Legendary, charismatic textile artist Nike Davies-Okundaye has led a live that is as colourful and eventful as her art. Now recognised as one of Nigeria’s foremost textiles artists, she has spent the last five decades successfully invigorating the traditional techniques of batik and adire, merging them with shimmering passages of embroidery and intricate patchworks loaded with personal and political symbolism. Nike is also affectionately known as ‘Mama Nike’, for the inspirational role she has played in transforming women’s lives through sharing her skills and promoting practices through the Nike Arts Centre.
Nike was born in 1951 in the hill town of Ogidi-Ijumu, Kogi State to a poor but creatively gifted family. Her father embroidered agbada robes for the wealthy elite, despite receiving little compensation, and he passed his skills onto his young daughter. Tragically both Nike’s mother and grandmother died when she was young, and she was subsequently sent to live with her great grandmother. It was through her great-grandmother that Nike first learned the skill of adire, making indigo dyed patterns on hand-woven cotton, which became a lifeline, earning her enough money to pay for her own education.
Incredibly, by the age of ten, Nike was already producing fabrics at a professional level, as she explains, “By the time I was ten years old, I was already weaving on a proper loom and considered a professional.” At the mere age of 14, Nike was forced to marry the much older artist and musician known as Twins Seven Seven, who lived in the creative community of Osogbo. Nike was just one of his 14 wives, who lived together in dire and deprived conditions. She says, “There were fifteen of us married to one man. We always fought with each other because there was a shortage of food and water.” Nike took it upon herself to share her skills in adire fabric production with these women, a vital means of earning an income. She says, “I showed them that we could work with our hands to take care of ourselves.”
Meanwhile Nike’s own work became ever more adventurous and elaborate, and she began selling her designs at street markets, while wearing her own ‘wearable art’, in the form of intricately embroidered headdresses and garments.

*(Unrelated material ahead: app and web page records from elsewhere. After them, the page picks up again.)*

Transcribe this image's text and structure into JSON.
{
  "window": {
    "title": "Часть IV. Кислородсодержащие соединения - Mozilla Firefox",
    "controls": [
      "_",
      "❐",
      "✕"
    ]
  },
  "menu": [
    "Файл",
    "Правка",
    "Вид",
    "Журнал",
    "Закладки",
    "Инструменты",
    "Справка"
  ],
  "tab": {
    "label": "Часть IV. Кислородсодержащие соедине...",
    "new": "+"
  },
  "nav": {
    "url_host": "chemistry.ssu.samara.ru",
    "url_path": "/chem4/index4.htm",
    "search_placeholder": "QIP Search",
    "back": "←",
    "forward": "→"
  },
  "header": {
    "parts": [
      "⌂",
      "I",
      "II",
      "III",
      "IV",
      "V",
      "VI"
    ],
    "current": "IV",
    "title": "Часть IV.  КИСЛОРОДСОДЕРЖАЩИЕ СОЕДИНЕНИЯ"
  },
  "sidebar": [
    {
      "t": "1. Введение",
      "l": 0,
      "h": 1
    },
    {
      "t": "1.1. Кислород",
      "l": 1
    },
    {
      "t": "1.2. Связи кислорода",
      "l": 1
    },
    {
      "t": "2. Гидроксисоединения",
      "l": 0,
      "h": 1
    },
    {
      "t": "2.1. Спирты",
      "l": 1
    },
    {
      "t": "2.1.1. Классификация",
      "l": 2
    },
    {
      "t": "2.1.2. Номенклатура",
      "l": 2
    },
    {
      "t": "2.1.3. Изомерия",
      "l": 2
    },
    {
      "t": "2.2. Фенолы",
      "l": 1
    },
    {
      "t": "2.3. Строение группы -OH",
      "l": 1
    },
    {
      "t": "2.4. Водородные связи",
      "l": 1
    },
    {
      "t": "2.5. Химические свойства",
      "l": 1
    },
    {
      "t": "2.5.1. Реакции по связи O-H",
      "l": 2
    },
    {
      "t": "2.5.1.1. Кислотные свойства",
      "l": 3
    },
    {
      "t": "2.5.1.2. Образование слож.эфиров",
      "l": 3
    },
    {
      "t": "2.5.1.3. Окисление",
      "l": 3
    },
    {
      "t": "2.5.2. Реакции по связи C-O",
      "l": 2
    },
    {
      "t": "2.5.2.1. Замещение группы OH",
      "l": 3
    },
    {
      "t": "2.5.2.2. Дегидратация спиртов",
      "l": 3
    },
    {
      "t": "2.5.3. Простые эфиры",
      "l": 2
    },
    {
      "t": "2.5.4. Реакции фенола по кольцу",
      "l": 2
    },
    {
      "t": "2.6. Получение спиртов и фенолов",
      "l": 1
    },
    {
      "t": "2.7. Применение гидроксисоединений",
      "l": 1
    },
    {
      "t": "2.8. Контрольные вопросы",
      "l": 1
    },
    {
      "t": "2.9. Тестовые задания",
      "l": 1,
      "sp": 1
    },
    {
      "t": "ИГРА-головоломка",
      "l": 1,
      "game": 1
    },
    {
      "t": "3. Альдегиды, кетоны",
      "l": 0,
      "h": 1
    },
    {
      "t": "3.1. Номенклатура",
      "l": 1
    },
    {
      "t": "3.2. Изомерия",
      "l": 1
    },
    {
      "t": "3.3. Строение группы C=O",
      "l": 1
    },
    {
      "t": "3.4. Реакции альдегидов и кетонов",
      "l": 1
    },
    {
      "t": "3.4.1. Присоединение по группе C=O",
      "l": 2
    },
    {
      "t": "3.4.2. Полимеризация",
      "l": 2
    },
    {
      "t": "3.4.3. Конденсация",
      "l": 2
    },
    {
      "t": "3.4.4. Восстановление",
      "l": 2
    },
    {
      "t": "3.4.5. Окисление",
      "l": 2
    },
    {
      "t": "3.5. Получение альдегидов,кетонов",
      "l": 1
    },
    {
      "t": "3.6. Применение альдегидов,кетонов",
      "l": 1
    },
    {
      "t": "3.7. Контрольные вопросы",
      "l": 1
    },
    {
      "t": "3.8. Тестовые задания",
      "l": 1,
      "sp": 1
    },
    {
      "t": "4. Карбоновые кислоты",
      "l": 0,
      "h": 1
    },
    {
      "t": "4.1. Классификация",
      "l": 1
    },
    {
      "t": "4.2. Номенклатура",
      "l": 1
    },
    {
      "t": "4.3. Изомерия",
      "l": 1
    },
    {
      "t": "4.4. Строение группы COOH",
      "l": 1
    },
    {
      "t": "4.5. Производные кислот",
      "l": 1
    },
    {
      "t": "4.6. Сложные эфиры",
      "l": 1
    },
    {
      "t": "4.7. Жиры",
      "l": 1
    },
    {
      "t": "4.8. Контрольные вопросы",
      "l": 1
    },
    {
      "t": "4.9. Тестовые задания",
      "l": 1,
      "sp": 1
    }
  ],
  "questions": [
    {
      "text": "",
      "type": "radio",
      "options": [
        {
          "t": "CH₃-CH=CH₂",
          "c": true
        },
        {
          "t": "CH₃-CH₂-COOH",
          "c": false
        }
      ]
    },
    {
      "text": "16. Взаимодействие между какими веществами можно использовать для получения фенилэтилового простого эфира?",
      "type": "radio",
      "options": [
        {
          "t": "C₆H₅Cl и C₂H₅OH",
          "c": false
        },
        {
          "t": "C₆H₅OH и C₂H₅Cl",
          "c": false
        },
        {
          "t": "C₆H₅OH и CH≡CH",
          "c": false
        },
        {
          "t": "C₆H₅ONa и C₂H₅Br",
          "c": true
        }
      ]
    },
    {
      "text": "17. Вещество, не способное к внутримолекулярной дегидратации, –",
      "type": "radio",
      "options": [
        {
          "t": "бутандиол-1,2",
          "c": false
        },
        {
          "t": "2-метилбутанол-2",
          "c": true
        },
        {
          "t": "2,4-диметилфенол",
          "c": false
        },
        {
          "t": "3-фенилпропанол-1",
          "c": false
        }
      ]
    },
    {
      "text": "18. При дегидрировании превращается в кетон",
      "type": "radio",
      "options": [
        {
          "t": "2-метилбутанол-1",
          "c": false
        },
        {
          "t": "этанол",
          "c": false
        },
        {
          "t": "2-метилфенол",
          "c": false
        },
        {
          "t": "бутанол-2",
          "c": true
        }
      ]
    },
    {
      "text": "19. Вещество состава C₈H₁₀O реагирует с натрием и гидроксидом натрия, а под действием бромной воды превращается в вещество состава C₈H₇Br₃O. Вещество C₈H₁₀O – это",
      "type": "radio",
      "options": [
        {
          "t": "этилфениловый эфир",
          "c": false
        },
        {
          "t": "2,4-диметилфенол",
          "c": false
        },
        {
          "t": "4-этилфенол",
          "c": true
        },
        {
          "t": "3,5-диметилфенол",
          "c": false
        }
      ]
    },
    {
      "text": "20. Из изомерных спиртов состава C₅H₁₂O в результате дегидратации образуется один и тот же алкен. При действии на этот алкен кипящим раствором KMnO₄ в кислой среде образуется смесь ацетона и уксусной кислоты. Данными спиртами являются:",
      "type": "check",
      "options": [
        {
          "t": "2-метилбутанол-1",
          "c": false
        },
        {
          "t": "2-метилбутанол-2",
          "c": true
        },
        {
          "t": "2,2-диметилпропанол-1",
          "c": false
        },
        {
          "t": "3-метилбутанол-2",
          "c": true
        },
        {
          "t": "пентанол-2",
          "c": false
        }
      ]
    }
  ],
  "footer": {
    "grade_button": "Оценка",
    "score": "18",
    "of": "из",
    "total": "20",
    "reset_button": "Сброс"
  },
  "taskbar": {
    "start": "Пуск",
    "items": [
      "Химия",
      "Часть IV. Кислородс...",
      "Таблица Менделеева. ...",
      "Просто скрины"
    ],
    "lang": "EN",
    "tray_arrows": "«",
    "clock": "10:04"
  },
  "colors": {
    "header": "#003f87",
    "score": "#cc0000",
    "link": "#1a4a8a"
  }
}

Over time, Nike was able to earn enough through her own practice as a textile artist to flee from the marriage with her four children, and establish her own home with a built-in gallery space. The opportunity to travel to the United States came in 1974, during which time Nike taught Nigerian traditional arts at Haystack Mountain School of Crafts in Maine. She also picked up quilting techniques, as she explains, “I ran workshops in the US on adire, but I also learned patchwork quilting there.”
On her return to Nigeria, Nike continued with her integration of fabric techniques from Nigeria and the US, merging elements of hand-dying, embroidery, and intricate beading. This can be seen in some of her most masterful works of art, which include the monumental Cycle of Life, a stirring, complex wall-hanging made from indigo fabric which is loaded with personal, historical and political symbolism, and a multicoloured embroidery of river goddess Osun, adorned with rich colours and fantastical details.
Nike’s role as a teacher and mentor has evolved alongside her art practice, and she has transformed the lives of many women by sharing commercial skills that have allowed them to discover the same power, independence and freedom that she, herself has earned. She says, “Now, they have their own voice because their work is their voice. There are over 4000 women whose lives have changed thanks to textiles.”
Nike opened her first Nike Arts Centre in Osogbo in 1983, a space dedicated to supporting the work of burgeoning artists, particularly women, working across various media. The success of her enterprize led to further spaces being opened in Ogidi-Ijumu, Abuja and Lagos. The galleries take a small 10 percent of any sales, which is donated to the less privileged members of Nigerian society. For Nike, the galleries are a gift to those who, like her younger self, have so often struggled find a creative outlet, as she notes: “I wanted to create a space where everyone’s voices could be heard.”